Karen Johnson was sworn into the Metro Council only a week ago, but she’s already making a plea that’s been at the forefront of concerns for Antioch residents for years: Bring a new community center and park space to southeast Davidson County — by far Nashville’s fastest growing area.
Johnson, the former school board member elected in August to fill the council’s District 29 seat, appeared before the nine-member Metro Department of Parks and Recreation board Tuesday morning to highlight the urgency to bring recreational opportunities, community space and public investment to Antioch, specifically the area east of Murfreesboro Pike.
"We are the only area of Davidson County where we don’t have recreational outlets for our children and families,” Johnson told the parks board.
“We want to be able to provide a center or place where families will go safely and be able to recreate and have community meetings,” she said. “I beg of you to please do what is possible.”

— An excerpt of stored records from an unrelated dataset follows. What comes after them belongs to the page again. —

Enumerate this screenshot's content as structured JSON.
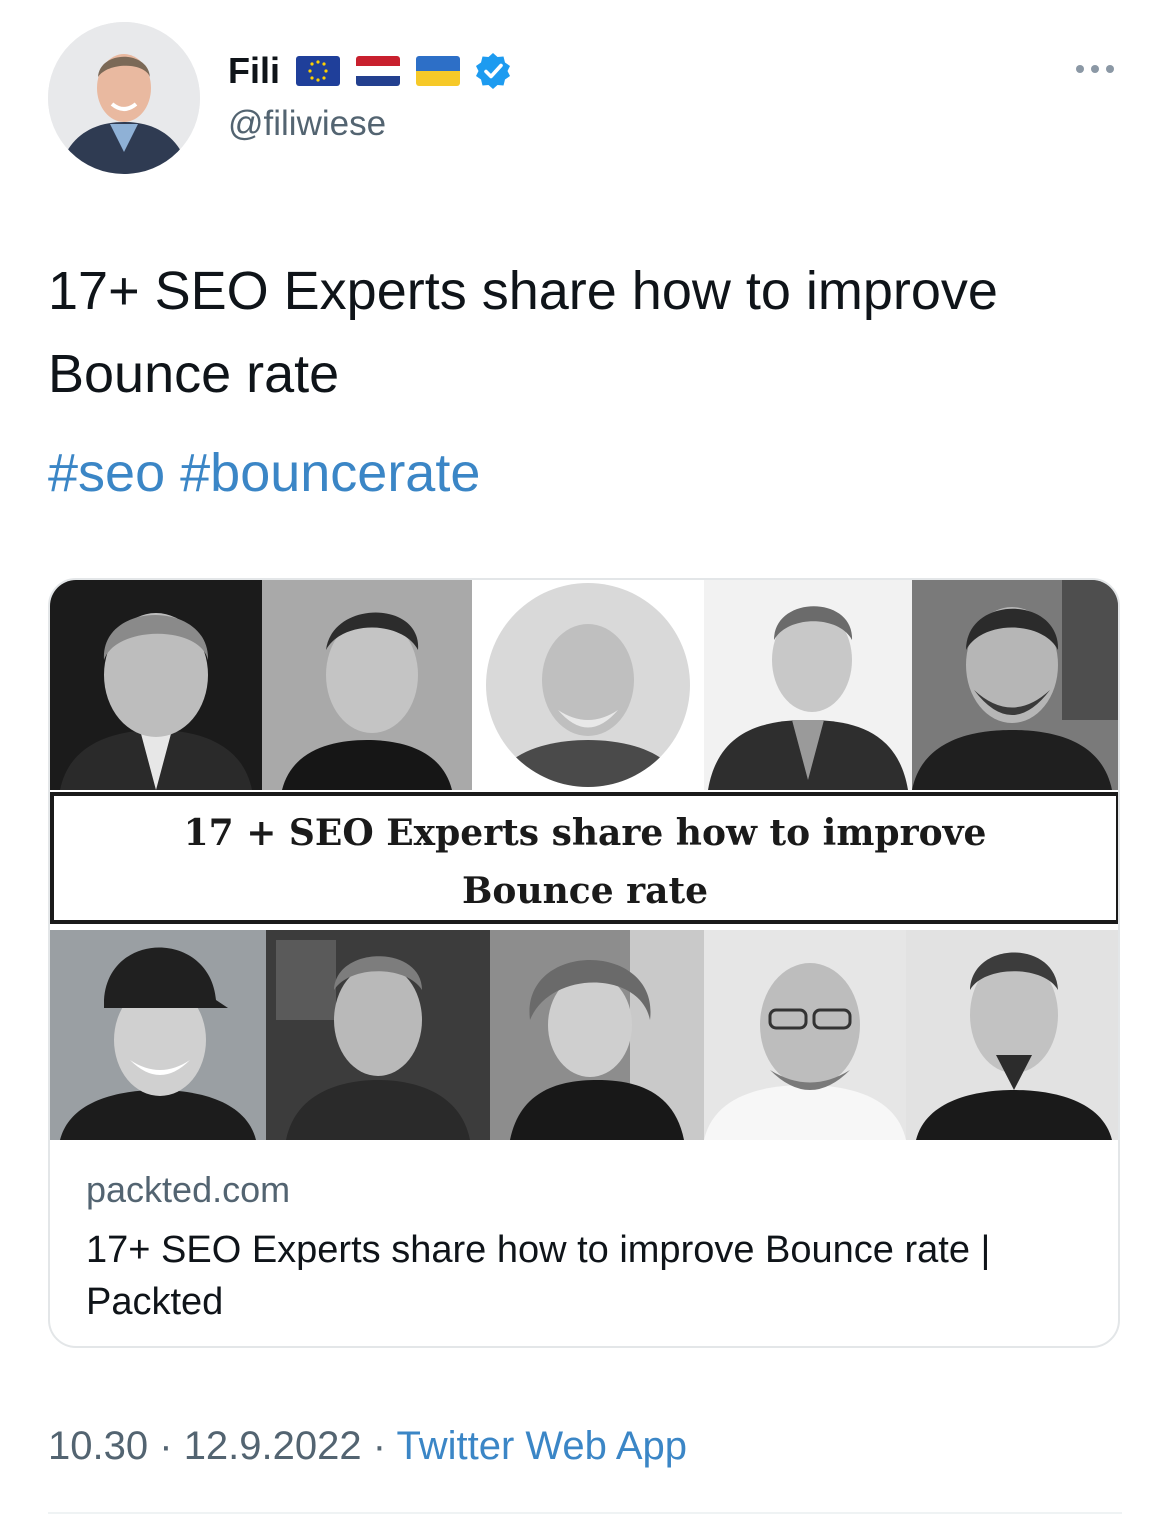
{
  "author": {
    "display_name": "Fili",
    "handle": "@filiwiese",
    "flags": [
      "eu-flag-icon",
      "netherlands-flag-icon",
      "ukraine-flag-icon"
    ],
    "verified": true
  },
  "tweet": {
    "text": "17+ SEO Experts share how to improve Bounce rate",
    "hashtags": [
      "#seo",
      "#bouncerate"
    ]
  },
  "card": {
    "image_heading_line1": "17 + SEO Experts share how to improve",
    "image_heading_line2": "Bounce rate",
    "domain": "packted.com",
    "title": "17+ SEO Experts share how to improve Bounce rate | Packted"
  },
  "meta": {
    "time": "10.30",
    "date": "12.9.2022",
    "separator": "·",
    "source": "Twitter Web App"
  },
  "colors": {
    "link": "#3b86c6",
    "verified": "#1d9bf0",
    "muted": "#536471"
  }
}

To accommodate a new community center, Johnson requested the parks board consider purchasing what she described as approximately 100 acres at 171 Bell Road near the intersection of Nashboro Boulevard. She said the property, located near the Nashboro Village Apartments complex and a golf course, is currently for sale.
Johnson also asked board members to look at 2084 Smith Springs Road as an opportunity to acquire land that could go toward Mayor Karl Dean’s open space plan, which seeks to preserve thousands of acres of land that could otherwise be developed.
“This would be a good area to advance walking initiatives, exercising and enjoying space with their families,” Johnson said, adding the space is also well equipped to feature a dog park.
Antioch already has one community center at 5032 Blue Hole Road, but the building is far from the Bell Road parcels Johnson described.
Dean’s administration last year unveiled a plan for a revamped Hickory Hollow Mall, which included several new public utilities, anchored by a new community center and relocated fairgrounds expo center. A plan to lease the mall space fell apart when Dean backed away from his fairgrounds redevelopment plans.
Metro Finance Director Rich Riebeling said the city is now in conversations about acquiring — not leasing — the mall building last occupied by JC Penney to house a regional community center. Combined with a new Nashville State Community College satellite campus, he said its addition would help “rejuvenate” the struggling mall, which CBL & Associates Properties Inc. owns.
“We’re continuing to look at all the issues associated with real estate,” Riebeling said. “We’re moving forward with looking at potentially purchasing the Penny’s building.”
Riebeling said a proposal for the Hickory Hollow community center could go before the council this fall.
But even if the Hickory Hollow community center were to come to fruition, Johnson said the project would only partially meet the area’s demand, adding that the area to the east of Murfreesboro Pike needs aggressive exploration.
Tommy Lynch, the park department’s interim director, said Metro’s Parks and Greenways Master Plan has identified the need for three additional community centers in southeast Davidson County.
Lynch also said Johnson’s request for more open space is consistent with the department’s desires. He said officials are already looking at available open land in Antioch.
“Her request is totally in line with the open space plan,” Lynch said. “It’s been identified as an area for us to look for property.”
Given the area’s growth, parks board member James Lawson said the board should “seriously consider” making greater investments in southeast Davidson County.
“It is sorely needed,” Lawson said.